Others still do books, of course. At least two local law firms plan to publish books to mark their 150 years in business, but then law offices are notoriously top-heavy with OFs. Some OFs were even expecting this newspaper to front up with a history book last year for the ODT 150th anniversary, but instead the paper gave the town a great night out, a superb photograph exhibition and some historical supplements.
The Press in Christchurch produced a modest 150-year history last year and the Southland Times is doing the same this year, so I guess there are still a few OFs on the staff of both papers.
Perhaps a Dunedin history is being written but, if not, the run is being left a bit late.
No, the way forward is to be fun-seeking and entertaining. Fliss Butcher herself is quoted as suggesting a "documentary". What a brilliant idea. We presume she had some sort of television exposure in mind and what better way is there to promote this beautiful city?
A documentary might cost about $300,000 but think of the benefits. Naturally, the main television channels wouldn't touch it, but Channel 9, with good coverage of the city, would certainly give it a run. There would be DVD sales.
Dozens would be snapped up, watched once and then hawked off to clutter up the shelves of second hand shops. But it would be modern and trendy - something the OFs will never understand.
The way to go is to cast aside all the OF stuff and listen to the young people. The DCC has called for suggestions and nothing will be easier than to turf out those in the shaky handwriting of the OFs and concentrate on what the coming generation will be texting and tweeting.
Perhaps Friday Night Fireworks every week in 2015 and the National Couch-Burning Championships early in the year.
The events will have to be on a modest scale; given that the DCC is likely to be as cash-strapped in three years as it is now, but the young, vibrant section of the population know how to have fun without spending lots of money.
An Octagon Drinkathon and the Baldwin Street Dwarf Throwing Extravaganza are events which would come cheap but get national exposure.
Great Dunedin traditions could be boosted with the Nude Rugby World Cup. Gosh, the possibilities are endless, and there need be no boring stuff about Scottish settlers, gold miners or university-founding.
Dunedin's quaintly ridiculous claims like being the first city in New Zealand, having the first public art gallery or the first gas lighting can be relegated to where they belong - history's rubbish bin.

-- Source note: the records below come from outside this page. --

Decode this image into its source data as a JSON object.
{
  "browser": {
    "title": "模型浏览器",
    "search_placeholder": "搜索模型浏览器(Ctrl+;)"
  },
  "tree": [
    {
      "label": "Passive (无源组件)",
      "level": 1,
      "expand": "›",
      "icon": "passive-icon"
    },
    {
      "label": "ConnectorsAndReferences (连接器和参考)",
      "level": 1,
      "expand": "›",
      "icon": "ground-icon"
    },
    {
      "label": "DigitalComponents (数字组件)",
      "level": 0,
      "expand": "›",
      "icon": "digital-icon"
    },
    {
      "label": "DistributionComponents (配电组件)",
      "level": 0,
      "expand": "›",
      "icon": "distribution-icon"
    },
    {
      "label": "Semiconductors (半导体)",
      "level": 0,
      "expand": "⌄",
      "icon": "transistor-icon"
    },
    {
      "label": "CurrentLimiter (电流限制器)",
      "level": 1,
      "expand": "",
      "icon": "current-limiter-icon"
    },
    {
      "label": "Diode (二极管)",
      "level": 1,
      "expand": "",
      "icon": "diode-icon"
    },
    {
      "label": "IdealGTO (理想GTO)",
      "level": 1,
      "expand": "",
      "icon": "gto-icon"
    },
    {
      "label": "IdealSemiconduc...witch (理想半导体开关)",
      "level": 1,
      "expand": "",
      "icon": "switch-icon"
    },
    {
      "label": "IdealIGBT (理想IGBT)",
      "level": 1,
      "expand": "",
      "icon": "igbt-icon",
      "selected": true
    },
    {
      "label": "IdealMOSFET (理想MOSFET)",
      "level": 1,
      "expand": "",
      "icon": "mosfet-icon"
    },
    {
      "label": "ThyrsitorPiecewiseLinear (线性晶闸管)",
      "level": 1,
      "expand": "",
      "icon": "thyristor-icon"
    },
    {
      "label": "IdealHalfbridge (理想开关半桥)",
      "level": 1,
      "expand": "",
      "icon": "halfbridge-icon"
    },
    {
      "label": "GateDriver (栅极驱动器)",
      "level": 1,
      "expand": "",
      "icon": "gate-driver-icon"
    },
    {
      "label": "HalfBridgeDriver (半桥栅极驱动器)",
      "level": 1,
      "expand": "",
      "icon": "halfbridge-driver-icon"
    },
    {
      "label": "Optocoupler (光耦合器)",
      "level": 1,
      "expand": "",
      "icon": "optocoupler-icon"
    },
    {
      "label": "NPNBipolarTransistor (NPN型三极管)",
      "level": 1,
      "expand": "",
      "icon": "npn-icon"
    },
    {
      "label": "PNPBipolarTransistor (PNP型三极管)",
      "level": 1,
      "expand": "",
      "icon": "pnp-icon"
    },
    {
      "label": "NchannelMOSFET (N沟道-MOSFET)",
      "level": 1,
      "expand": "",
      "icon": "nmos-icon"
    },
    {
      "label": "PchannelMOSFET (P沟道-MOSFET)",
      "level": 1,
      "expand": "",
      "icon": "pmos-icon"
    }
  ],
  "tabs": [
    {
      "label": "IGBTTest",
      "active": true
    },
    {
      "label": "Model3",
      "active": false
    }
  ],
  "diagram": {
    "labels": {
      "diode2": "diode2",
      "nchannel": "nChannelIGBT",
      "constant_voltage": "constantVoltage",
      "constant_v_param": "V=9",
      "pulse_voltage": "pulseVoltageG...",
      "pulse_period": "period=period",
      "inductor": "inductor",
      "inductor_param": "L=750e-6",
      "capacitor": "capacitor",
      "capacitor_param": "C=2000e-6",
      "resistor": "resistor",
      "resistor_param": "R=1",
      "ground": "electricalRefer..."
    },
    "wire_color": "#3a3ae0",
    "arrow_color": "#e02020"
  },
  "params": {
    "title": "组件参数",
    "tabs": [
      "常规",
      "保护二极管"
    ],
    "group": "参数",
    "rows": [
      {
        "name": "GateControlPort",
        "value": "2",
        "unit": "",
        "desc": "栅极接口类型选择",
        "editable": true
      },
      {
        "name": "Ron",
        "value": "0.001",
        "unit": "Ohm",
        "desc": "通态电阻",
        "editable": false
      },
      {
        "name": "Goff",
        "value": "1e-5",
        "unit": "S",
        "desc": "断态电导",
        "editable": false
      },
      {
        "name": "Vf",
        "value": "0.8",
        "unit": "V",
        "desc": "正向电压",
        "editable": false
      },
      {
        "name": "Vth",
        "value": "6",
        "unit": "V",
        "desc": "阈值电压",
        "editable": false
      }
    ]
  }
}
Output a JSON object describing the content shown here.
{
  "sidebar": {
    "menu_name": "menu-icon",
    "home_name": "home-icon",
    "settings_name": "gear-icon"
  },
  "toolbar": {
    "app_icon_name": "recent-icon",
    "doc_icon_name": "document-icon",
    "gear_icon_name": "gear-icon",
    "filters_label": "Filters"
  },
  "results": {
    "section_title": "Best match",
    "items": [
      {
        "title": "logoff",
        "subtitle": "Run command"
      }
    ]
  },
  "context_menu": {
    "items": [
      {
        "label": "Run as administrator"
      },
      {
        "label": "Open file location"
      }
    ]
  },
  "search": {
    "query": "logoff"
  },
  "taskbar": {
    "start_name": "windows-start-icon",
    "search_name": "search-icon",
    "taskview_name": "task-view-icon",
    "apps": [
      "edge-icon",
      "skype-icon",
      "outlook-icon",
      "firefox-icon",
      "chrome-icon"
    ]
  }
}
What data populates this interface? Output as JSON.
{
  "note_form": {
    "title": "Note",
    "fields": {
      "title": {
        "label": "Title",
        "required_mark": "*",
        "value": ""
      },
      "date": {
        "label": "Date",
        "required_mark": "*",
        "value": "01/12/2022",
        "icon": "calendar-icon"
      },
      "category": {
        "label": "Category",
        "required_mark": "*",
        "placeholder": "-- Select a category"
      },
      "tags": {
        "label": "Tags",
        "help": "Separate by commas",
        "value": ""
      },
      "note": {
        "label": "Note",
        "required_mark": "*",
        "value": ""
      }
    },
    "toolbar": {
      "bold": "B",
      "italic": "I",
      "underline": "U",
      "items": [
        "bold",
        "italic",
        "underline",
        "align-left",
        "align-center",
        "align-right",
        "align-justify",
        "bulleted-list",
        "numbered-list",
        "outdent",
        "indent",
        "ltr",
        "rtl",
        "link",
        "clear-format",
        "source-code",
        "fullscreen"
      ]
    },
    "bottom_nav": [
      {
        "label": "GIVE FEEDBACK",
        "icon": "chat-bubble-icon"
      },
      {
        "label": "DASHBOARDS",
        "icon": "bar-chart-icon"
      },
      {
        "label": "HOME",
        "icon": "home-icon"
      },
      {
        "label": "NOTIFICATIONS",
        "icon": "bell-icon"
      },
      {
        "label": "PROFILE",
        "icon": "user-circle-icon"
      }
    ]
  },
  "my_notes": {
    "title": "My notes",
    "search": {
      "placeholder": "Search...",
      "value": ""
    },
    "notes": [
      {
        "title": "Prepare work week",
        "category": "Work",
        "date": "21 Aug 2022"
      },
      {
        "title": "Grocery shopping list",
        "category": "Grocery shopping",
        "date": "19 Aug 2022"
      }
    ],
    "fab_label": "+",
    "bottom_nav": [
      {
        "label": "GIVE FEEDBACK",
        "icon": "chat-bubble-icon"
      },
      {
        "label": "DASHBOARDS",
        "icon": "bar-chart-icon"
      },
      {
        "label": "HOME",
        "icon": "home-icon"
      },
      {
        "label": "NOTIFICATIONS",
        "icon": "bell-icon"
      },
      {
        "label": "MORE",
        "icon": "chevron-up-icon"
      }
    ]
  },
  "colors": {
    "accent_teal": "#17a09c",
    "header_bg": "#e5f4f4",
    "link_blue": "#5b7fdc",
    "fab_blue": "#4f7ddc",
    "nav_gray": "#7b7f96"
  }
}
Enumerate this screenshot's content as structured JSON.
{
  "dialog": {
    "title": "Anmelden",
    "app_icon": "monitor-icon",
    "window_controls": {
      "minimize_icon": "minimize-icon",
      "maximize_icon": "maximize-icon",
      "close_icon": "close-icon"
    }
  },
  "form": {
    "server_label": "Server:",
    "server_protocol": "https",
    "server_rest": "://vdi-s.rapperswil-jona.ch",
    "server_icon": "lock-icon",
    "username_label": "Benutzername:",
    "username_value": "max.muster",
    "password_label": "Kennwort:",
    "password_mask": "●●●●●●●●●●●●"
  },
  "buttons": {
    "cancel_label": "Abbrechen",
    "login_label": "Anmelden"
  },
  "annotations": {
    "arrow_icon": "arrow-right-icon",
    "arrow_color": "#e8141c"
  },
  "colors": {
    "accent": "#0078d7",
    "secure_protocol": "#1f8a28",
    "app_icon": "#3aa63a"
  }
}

Thrilling stuff for the OFs but meaningless to the now generation.
Fliss Butcher need apologise to no-one and, anyway, the frequent apologies we hear from national politicians come with handouts of millions of dollars in the hope that old wrongs will be righted, but at the local body level such money is reserved for stadiums.
The DCC and young Dunedin will organise a great year in 2015 and it is to be hoped that the OFs, instead of moaning about tradition, preserving the past and telling our story, will slip quietly away and read a few chapters from McDonald while the rest of us can join Fliss Butcher and her council cronies at the dwarf tossing or the fireworks.
• Jim Sullivan is a Dunedin writer and broadcaster.